Two Matriarchs Keep 'Family That Preys' Afloat

The best thing about "Tyler Perry's The Family That Preys" is the opportunity it affords to watch a pair of veteran actresses still at the top of their game.

Alfre Woodard and Kathy Bates play best pals in this soap opera-style story, and the moments each are on-screen are undeniably the movie's best. One senses a rapport and chemistry between the women that transcends the formulaic plot.

Essentially, this is a tale of two families whose lives have been intertwined for a couple of generations.

At first, it's hard to imagine what drew Woodard's modest Alice to Bates' over-the-top Charlotte. While Alice is down-to-earth, wise and warm, Charlotte is imperious, childish and unforgiving.

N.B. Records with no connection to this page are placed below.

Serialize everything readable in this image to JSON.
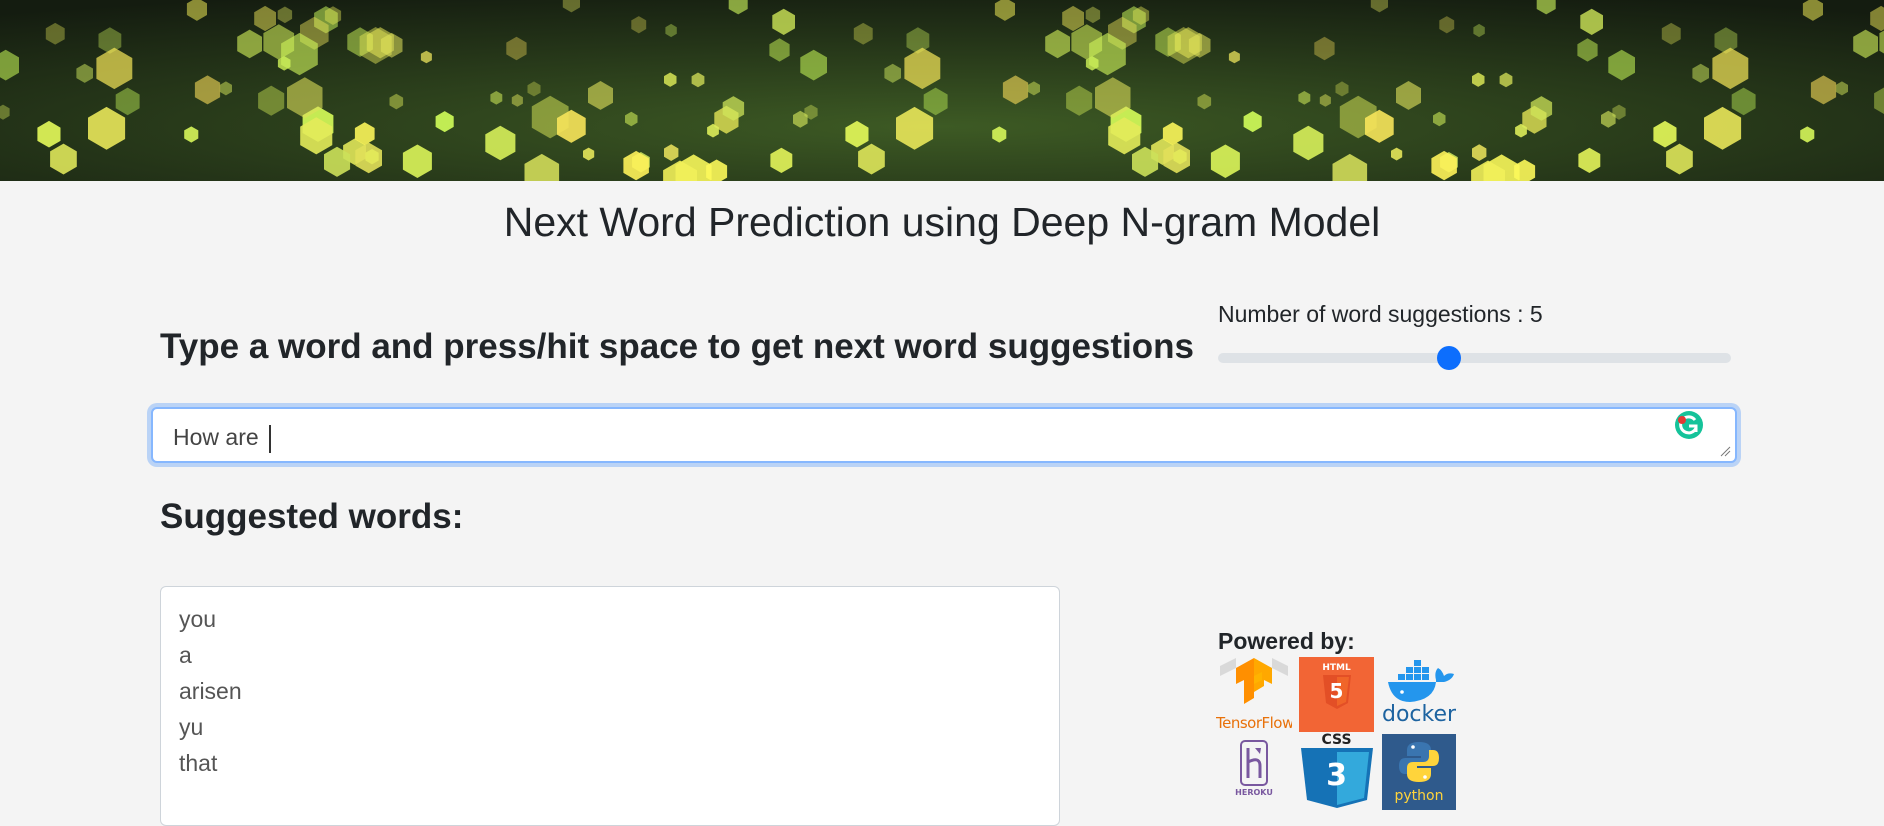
{
  "header": {
    "title": "Next Word Prediction using Deep N-gram Model"
  },
  "controls": {
    "instruction": "Type a word and press/hit space to get next word suggestions",
    "slider_label": "Number of word suggestions : 5",
    "slider_fraction": 0.45,
    "accent_color": "#0d6efd"
  },
  "input": {
    "value": "How are "
  },
  "suggestions": {
    "heading": "Suggested words:",
    "words": [
      "you",
      "a",
      "arisen",
      "yu",
      "that"
    ]
  },
  "powered_by": {
    "label": "Powered by:",
    "logos": {
      "tensorflow": "TensorFlow",
      "html5_top": "HTML",
      "html5_num": "5",
      "docker": "docker",
      "heroku": "HEROKU",
      "css3_top": "CSS",
      "css3_num": "3",
      "python": "python"
    }
  }
}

Both are divorced, though Charlotte has been through a trio of wealthy husbands and rattles around in a sprawling plantation-style mansion. Alice lives much more modestly. Charlotte is on the board of a huge corporation built by one her husbands, while Alice runs a cozy diner along with her daughter Pam (Taraji Henson). Charlotte must contend with William, her arrogant, scheming son running the family company (Cole Hauser). Meanwhile, Alice is baffled by her self-centered and ambitious daughter (Sanaa Lathan) who from the day of her wedding looks down on her construction worker husband, Chris. (Rockmond Dunbar). Pam and her husband (Tyler Perry in a very low-key role) have a stable marriage, but struggle financially.

The focus is squarely on the family: parent-child issues, sibling rivalry and infidelity are the main problems, but issues like greed and corruption also are part of the tale. Perry also addresses complex race and class issues and generally tackles a broader canvas with this more serious story. There's no sign of the ribald, pot-smoking granny, Madea, played by Perry in several previous films.

What makes this movie entertaining hinges mostly on Woodard and Bates, as they take a road trip across the South and Southwest. Their encounters with garrulous cowboys, sundry rednecks and other characters provide some humor. What might easily have been annoying and cloying in the hands of lesser actresses is enjoyable here. In contrast, some of the smaller parts, such as William's clueless wife, Jillian (KaDee Strickland), and Abby (Robin Givens), a knowing and principled executive, seem more amateurish, particularly when compared with Woodard's natural performance.

Though better than most of Perry's broad comedies, "The Family That Preys" still suffers from excessive predictability and mawkish sentiment, which detracts from the story's believability. When the story is focused upon the formidable duo of family matriarchs, things proceed more smoothly.